SUPPLIED RECORDS:
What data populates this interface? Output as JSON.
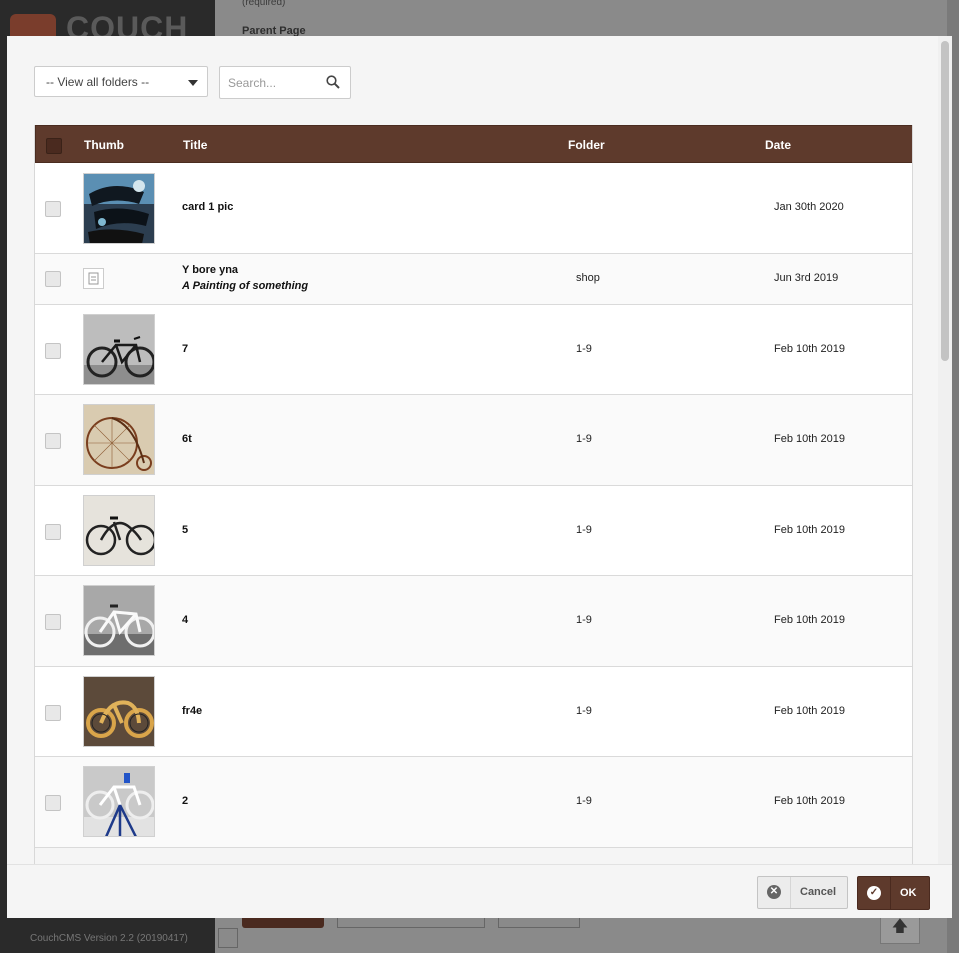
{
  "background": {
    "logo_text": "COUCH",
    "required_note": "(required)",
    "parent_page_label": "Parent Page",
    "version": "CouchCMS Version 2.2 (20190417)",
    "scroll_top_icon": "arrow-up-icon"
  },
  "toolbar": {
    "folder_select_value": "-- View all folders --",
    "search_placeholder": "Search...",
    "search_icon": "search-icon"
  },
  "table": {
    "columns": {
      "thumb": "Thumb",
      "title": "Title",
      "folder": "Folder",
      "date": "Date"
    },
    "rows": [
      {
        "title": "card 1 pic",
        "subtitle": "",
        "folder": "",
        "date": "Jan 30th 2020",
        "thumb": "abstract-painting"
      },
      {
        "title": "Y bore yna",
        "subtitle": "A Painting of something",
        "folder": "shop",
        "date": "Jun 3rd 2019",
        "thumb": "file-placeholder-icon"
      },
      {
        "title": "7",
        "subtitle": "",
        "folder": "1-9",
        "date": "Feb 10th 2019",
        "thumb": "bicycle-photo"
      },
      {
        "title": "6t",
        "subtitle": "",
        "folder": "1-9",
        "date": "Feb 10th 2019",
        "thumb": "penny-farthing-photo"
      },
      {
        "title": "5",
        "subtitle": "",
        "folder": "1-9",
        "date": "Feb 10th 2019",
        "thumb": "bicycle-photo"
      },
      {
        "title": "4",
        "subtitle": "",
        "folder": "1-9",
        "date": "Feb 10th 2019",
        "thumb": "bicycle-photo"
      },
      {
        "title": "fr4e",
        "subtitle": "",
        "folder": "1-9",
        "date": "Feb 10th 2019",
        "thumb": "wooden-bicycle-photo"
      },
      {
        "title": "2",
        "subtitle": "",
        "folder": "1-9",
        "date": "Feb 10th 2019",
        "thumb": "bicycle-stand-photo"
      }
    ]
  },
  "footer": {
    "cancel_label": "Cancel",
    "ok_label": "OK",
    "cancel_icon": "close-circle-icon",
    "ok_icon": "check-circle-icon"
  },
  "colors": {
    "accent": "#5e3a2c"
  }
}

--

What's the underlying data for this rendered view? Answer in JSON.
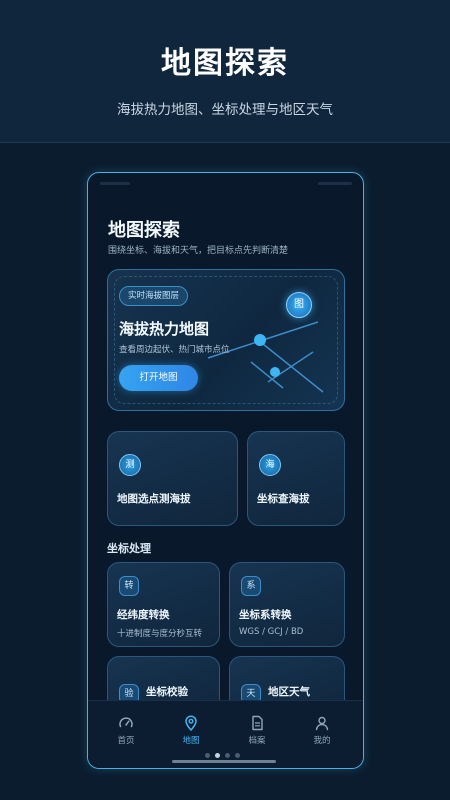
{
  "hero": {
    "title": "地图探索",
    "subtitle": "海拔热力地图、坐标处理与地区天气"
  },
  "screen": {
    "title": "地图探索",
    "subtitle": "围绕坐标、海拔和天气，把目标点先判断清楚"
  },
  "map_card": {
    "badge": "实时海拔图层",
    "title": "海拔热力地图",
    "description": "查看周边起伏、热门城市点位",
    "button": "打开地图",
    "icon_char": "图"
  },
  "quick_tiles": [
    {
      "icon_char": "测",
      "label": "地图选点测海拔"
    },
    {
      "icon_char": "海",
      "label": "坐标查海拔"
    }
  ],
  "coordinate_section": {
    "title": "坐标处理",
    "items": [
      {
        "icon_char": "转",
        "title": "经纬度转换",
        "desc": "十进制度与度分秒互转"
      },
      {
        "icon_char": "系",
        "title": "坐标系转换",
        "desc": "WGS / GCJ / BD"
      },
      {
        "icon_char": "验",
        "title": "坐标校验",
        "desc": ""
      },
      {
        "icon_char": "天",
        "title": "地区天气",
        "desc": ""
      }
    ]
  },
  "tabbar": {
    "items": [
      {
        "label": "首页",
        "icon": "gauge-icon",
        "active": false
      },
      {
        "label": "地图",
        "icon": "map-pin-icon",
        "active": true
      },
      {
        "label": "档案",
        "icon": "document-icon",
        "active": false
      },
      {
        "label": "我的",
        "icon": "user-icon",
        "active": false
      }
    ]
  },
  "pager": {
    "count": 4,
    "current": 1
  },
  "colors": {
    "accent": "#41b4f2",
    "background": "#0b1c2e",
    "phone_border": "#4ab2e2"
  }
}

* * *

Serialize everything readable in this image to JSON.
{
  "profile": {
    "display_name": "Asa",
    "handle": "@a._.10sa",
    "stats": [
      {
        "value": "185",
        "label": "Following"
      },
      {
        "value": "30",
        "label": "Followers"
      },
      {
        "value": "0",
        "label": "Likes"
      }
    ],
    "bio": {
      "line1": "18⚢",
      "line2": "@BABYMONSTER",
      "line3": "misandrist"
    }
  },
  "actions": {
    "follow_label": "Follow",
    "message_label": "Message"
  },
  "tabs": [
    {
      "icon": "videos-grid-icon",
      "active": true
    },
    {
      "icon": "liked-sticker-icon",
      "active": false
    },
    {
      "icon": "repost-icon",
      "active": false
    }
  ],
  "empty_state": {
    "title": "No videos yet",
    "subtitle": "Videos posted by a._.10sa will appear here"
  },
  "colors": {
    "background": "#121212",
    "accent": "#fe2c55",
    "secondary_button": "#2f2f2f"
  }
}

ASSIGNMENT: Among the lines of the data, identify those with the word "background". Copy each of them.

REPLY TO THE EXERCISE:
  "background": {
    "background": "#0b1c2e",
    "background": "#121212",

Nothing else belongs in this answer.